Wicker, Harper and Nunnelee fight FDA’s decision to remove breast cancer drug

Madison resident Christi Turnage was told in 2008 that she probably only had a couple of years to live.

Despite the return of an aggressive, incurable form of breast cancer, she is still kicking, and she credits Avastin – a medication the Federal Drug Administration revoked its approval for on Friday.

“It’s just devastating,” Turnage, 49, said of the FDA’s decision. “It’s very sad.”

FDA Commissioner Dr. Margaret Hamburg explained the decision, saying that the drug has not been shown to be safe and effective for the treatment of breast cancer.

Several members of Mississippi’s Congressional delegation said they are disappointed with the decision.

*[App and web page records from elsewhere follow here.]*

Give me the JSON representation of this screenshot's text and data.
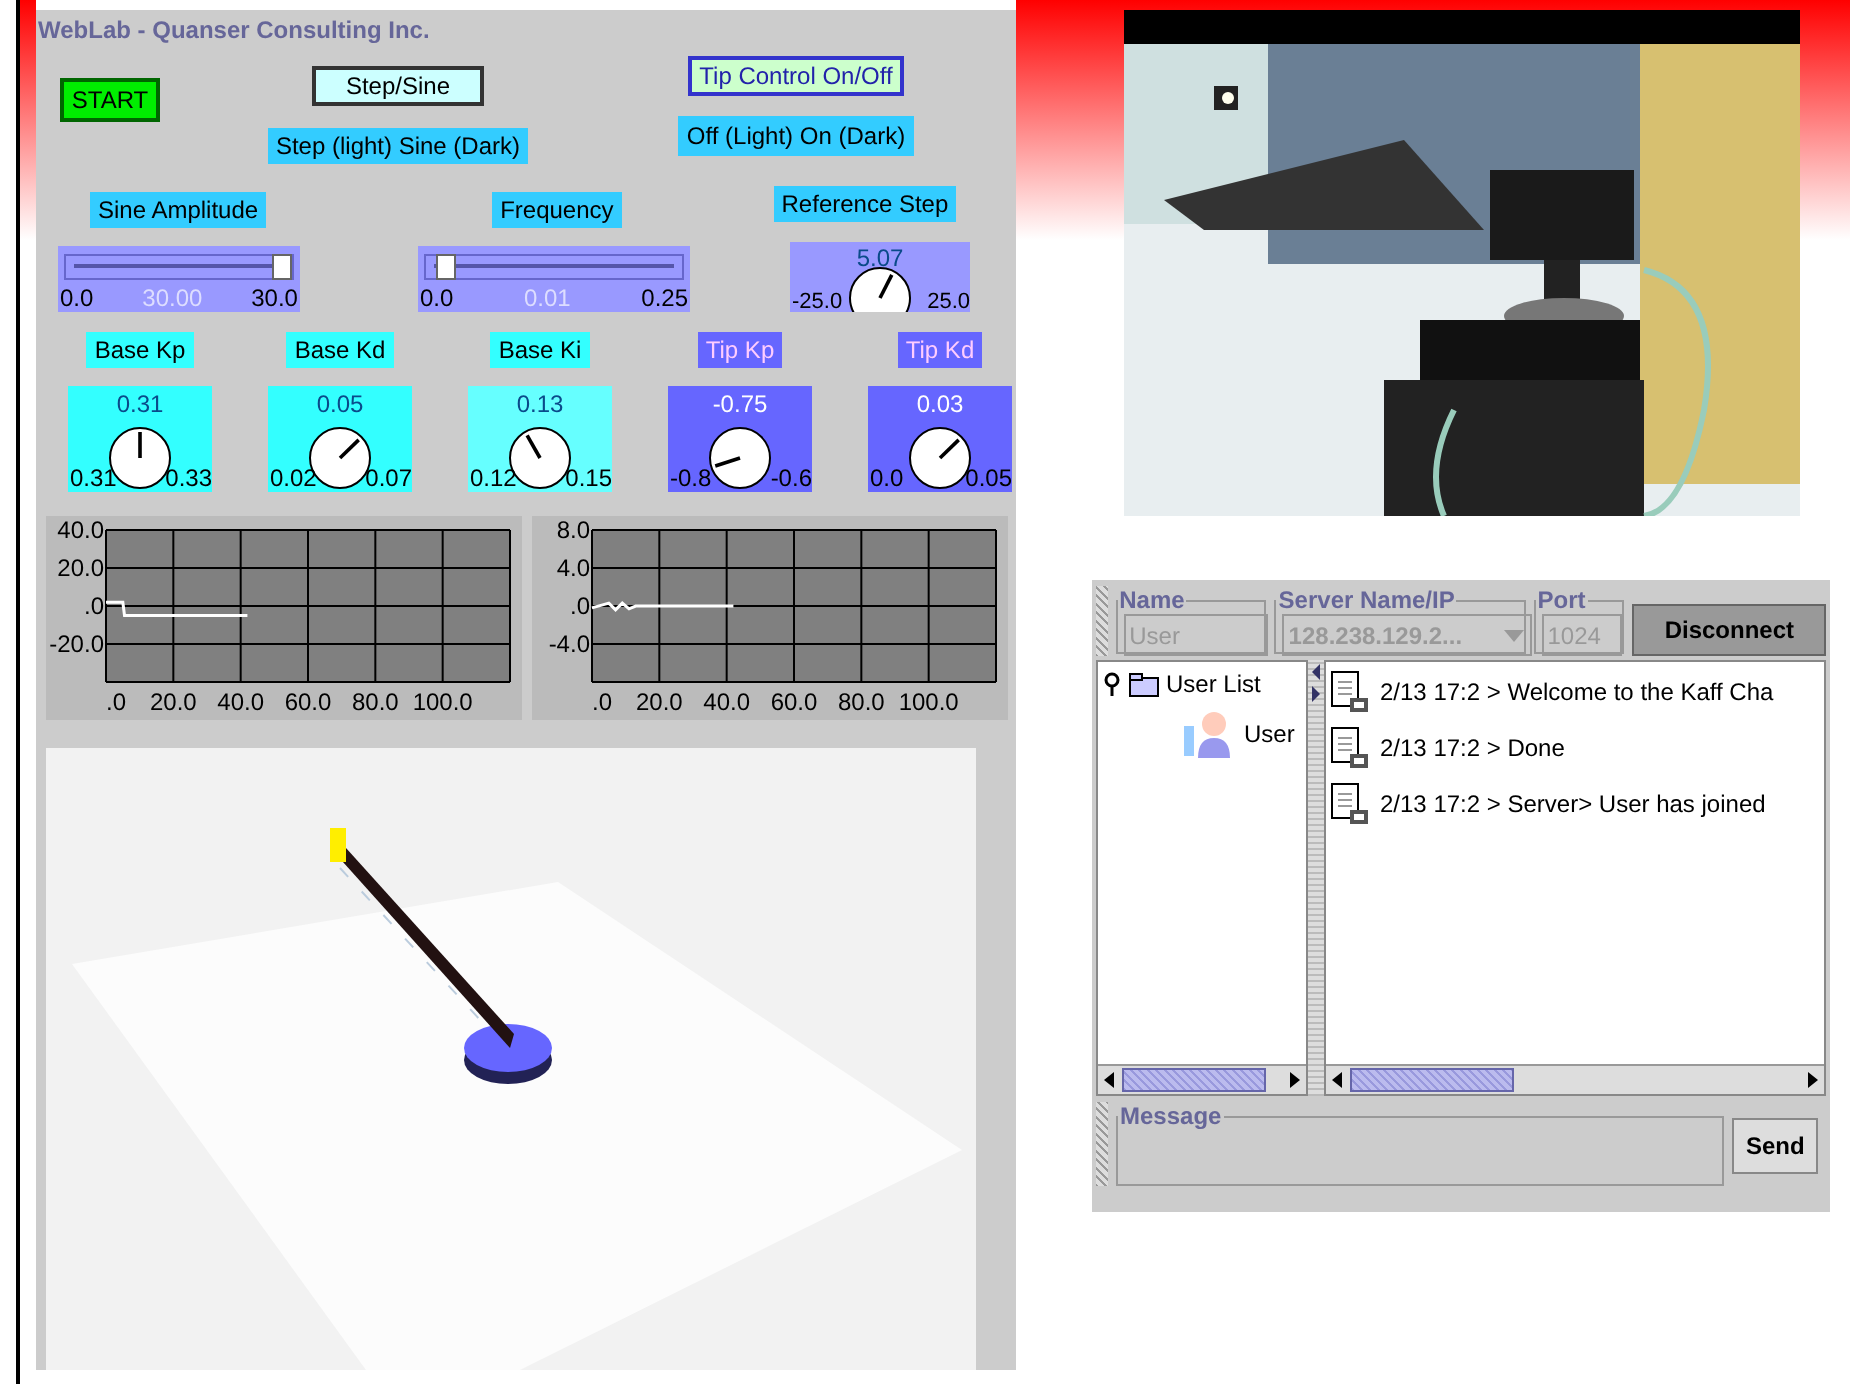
{
  "app_title": "WebLab - Quanser Consulting Inc.",
  "start_button": {
    "label": "START"
  },
  "mode_toggles": [
    {
      "button": "Step/Sine",
      "caption": "Step (light)  Sine (Dark)",
      "kind": "step",
      "on": false
    },
    {
      "button": "Tip Control On/Off",
      "caption": "Off (Light)  On (Dark)",
      "kind": "tip",
      "on": false
    }
  ],
  "sliders": [
    {
      "label": "Sine Amplitude",
      "min": "0.0",
      "value": "30.00",
      "max": "30.0",
      "level": 1
    },
    {
      "label": "Frequency",
      "min": "0.0",
      "value": "0.01",
      "max": "0.25",
      "level": 0.04
    }
  ],
  "reference_step": {
    "label": "Reference Step",
    "value": "5.07",
    "min": "-25.0",
    "max": "25.0",
    "level": 0.6
  },
  "gain_knobs": [
    {
      "label": "Base Kp",
      "value": "0.31",
      "min": "0.31",
      "max": "0.33",
      "level": 0.5,
      "kind": "base"
    },
    {
      "label": "Base Kd",
      "value": "0.05",
      "min": "0.02",
      "max": "0.07",
      "level": 0.67,
      "kind": "base"
    },
    {
      "label": "Base Ki",
      "value": "0.13",
      "min": "0.12",
      "max": "0.15",
      "level": 0.39,
      "kind": "base_light"
    },
    {
      "label": "Tip Kp",
      "value": "-0.75",
      "min": "-0.8",
      "max": "-0.6",
      "level": 0.1,
      "kind": "tip"
    },
    {
      "label": "Tip Kd",
      "value": "0.03",
      "min": "0.0",
      "max": "0.05",
      "level": 0.67,
      "kind": "tip"
    }
  ],
  "charts": [
    {
      "chart_data": {
        "type": "line",
        "x": [
          0,
          5,
          5.5,
          42
        ],
        "grid": true,
        "series": [
          {
            "color": "#ffffff",
            "values": [
              2,
              2,
              -5,
              -5
            ]
          }
        ],
        "xlim": [
          0,
          120
        ],
        "ylim": [
          -40,
          40
        ],
        "xticks": [
          {
            "value": 0,
            "label": ".0"
          },
          {
            "value": 20,
            "label": "20.0"
          },
          {
            "value": 40,
            "label": "40.0"
          },
          {
            "value": 60,
            "label": "60.0"
          },
          {
            "value": 80,
            "label": "80.0"
          },
          {
            "value": 100,
            "label": "100.0"
          }
        ],
        "yticks": [
          {
            "value": 40,
            "label": "40.0"
          },
          {
            "value": 20,
            "label": "20.0"
          },
          {
            "value": 0,
            "label": ".0"
          },
          {
            "value": -20,
            "label": "-20.0"
          }
        ]
      }
    },
    {
      "chart_data": {
        "type": "line",
        "x": [
          0,
          5,
          7,
          9,
          11,
          13,
          20,
          42
        ],
        "grid": true,
        "series": [
          {
            "color": "#ffffff",
            "values": [
              -0.2,
              0.3,
              -0.4,
              0.3,
              -0.3,
              0,
              0,
              0
            ]
          }
        ],
        "xlim": [
          0,
          120
        ],
        "ylim": [
          -8,
          8
        ],
        "xticks": [
          {
            "value": 0,
            "label": ".0"
          },
          {
            "value": 20,
            "label": "20.0"
          },
          {
            "value": 40,
            "label": "40.0"
          },
          {
            "value": 60,
            "label": "60.0"
          },
          {
            "value": 80,
            "label": "80.0"
          },
          {
            "value": 100,
            "label": "100.0"
          }
        ],
        "yticks": [
          {
            "value": 8,
            "label": "8.0"
          },
          {
            "value": 4,
            "label": "4.0"
          },
          {
            "value": 0,
            "label": ".0"
          },
          {
            "value": -4,
            "label": "-4.0"
          }
        ]
      }
    }
  ],
  "chat": {
    "fields": [
      {
        "label": "Name",
        "value": "User",
        "kind": "text",
        "disabled": true
      },
      {
        "label": "Server Name/IP",
        "value": "128.238.129.2...",
        "kind": "dropdown",
        "disabled": true
      },
      {
        "label": "Port",
        "value": "1024",
        "kind": "text",
        "disabled": true
      }
    ],
    "connect_button": "Disconnect",
    "user_tree": {
      "label": "User List",
      "expanded": true,
      "children": [
        {
          "label": "User"
        }
      ]
    },
    "messages": [
      "2/13 17:2 > Welcome to the Kaff Cha",
      "2/13 17:2 > Done",
      "2/13 17:2 > Server> User has joined"
    ],
    "message_field": {
      "label": "Message"
    },
    "send_button": "Send"
  }
}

“While drug safety is an important consideration, women taking Avastin have run out of options,” said 3rd District U.S. Rep. Gregg Harper. “Until a cure is developed or a greater number of successful treatment alternatives are available, women with metastatic breast cancer should be allowed the option of taking Avastin.”

Sen. Roger Wicker said: “For some battling this deadly disease, Avastin is the only option.”

Wicker sent a letter to Hamburg in July asking the FDA to think of patients who rely on Avastin as their last option. Four of his Senate colleagues also signed it.

Harper and 1st District U.S. Rep. Alan Nunnelee also sent a letter to the commissioner, and it was signed by 15 of their House colleagues.

Clarion Ledger